The Shan Ethnic Affairs Organisation (SEAO), which represents Shan communities in Kachin, told DVB the group plans to survey 800 villages to uncover abuses against the Red Shan ethnic group, a minority living in the region.
Locals say that both Kachin rebels and government forces, who have clashed in the northern state for over two years, have carried out mass atrocities against the Shan minority including extortion, forced recruitment, rape and torture.
“The KIA [Kachin Independence Army] has abducted Shan villagers they come across [for forced recruitment] – sometimes taking almost entire villages,” said Sai Tin Myint, an executive member of SEAO.
“They punished and executed those who tried to defect, especially in the past when there was no government process to accept [rebel] deserters,” he said referring to a new scheme offering protection to former rebel fighters.
In the past, most rebel defectors would have been forced to return to their home villages, where they could easily be identified and re-captured.
“In the last year, a 15-year-old teenager was abducted by the KIA and his parents are still unable to learn his whereabouts today,” said Sai Tin Myint.

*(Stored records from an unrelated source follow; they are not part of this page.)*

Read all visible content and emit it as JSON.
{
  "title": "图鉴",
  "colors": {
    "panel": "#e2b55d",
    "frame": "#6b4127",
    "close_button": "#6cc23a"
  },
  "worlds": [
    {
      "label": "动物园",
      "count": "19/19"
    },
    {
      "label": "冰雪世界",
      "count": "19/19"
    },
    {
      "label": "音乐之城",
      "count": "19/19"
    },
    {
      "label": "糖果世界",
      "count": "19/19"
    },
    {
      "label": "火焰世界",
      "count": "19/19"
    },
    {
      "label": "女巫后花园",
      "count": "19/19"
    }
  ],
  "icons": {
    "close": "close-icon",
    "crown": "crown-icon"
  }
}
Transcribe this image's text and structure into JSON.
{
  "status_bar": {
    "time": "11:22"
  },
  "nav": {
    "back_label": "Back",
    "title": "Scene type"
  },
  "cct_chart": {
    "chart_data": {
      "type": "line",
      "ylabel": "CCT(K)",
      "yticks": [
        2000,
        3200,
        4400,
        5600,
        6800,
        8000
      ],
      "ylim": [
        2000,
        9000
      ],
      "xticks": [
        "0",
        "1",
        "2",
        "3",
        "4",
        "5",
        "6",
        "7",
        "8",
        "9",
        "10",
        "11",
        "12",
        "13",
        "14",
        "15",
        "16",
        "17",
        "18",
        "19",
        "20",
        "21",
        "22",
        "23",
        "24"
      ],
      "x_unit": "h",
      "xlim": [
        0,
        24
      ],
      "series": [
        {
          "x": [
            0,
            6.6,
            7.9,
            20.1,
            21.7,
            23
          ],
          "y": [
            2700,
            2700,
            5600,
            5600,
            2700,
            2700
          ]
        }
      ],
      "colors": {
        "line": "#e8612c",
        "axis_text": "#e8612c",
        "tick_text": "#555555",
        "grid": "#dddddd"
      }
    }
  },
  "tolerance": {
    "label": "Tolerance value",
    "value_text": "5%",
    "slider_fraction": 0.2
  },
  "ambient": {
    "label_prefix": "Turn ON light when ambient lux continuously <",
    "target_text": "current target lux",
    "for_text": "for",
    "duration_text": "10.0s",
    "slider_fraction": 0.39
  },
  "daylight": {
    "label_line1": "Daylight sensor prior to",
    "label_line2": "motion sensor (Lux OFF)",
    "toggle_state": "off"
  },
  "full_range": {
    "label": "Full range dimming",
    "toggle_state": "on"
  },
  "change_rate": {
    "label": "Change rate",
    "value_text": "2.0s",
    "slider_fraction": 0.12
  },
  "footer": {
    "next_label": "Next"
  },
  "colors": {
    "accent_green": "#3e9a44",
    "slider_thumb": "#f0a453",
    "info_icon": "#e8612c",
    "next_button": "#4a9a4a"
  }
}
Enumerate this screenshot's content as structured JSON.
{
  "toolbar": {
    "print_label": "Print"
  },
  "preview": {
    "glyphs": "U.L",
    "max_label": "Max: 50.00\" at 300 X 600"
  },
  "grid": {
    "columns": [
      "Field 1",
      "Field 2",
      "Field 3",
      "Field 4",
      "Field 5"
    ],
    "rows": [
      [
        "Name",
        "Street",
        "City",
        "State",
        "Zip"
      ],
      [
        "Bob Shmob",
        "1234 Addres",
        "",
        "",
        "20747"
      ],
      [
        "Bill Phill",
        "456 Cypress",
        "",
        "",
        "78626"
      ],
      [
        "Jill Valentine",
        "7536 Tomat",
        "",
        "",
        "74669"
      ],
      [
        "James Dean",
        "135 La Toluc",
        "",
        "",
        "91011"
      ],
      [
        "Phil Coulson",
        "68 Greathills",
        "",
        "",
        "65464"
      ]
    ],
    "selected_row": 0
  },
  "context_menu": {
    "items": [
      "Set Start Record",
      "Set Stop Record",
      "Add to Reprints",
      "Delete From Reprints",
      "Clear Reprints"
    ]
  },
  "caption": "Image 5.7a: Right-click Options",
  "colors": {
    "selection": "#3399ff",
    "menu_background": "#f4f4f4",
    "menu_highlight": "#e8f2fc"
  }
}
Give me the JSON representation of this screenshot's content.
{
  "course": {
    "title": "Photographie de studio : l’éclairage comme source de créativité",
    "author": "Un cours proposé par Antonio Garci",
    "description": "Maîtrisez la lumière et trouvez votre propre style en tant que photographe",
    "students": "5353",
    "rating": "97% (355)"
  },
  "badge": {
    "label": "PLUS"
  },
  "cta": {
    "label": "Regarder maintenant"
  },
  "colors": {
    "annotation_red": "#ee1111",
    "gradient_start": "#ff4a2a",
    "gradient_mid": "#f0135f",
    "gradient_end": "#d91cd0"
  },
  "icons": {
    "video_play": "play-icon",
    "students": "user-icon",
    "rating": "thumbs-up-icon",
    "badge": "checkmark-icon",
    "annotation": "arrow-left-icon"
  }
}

He added that Red Shans, the name for ethnic Shans living in Kachin state, have been subjected to serious violations for the past 50 years. But they have not been able to speak out until Burma embarked on its democratic reform programme under President Thein Sein’s government.
“We aim to accurately expose human rights violations committed by any armed group in the region against our population,” said Sai Tin Myint.
“The Shan people in the region have been subjected to arrest, extortion and rape by armed groups operating in the region but we have never been able to complain – when we reached out to the KIO [Kachin Independence Organisation], the Burmese army would punish us for making contact with the rebels.”
It follows numerous media reports of Shan civilians being forced to work as porters or fighters for the KIA, although the rebels have repeatedly denied the allegations.
Sai Tin Myint said the completed survey will be submitted to the International Human Rights Commission, adding that they have already compiled over 100 case studies from Myitkyina, Mohnyin, Mogaung, Hpakant, Bhamo and Mansi townships. But he said it has been difficult to verify evidence and many witnesses are too afraid to come forward for fear of retribution by armed groups, so it is not clear when the research will be completed.
In March 2012, a major report by Human Rights Watch implicated the Burmese army in mass abuses against civilians in Kachin state, while the KIA was accused of using child soldiers and anti-personnel land mines. But to date no comprehensive study has been carried out implicating rebels in mass atrocities on the scale described by SEAO.
The group met with the UN Special Rapporteur for human rights in Burma, Tomás Quintana, in August last year and US ambassador Derek Mitchell in October, to discuss their concerns.
Ethnic Shans are estimated to make up around a quarter of the population, or around 300,000 people, in Kachin state. The Kachin conflict has forcing some 100,000 civilians, including many ethnic Shans, from their homes.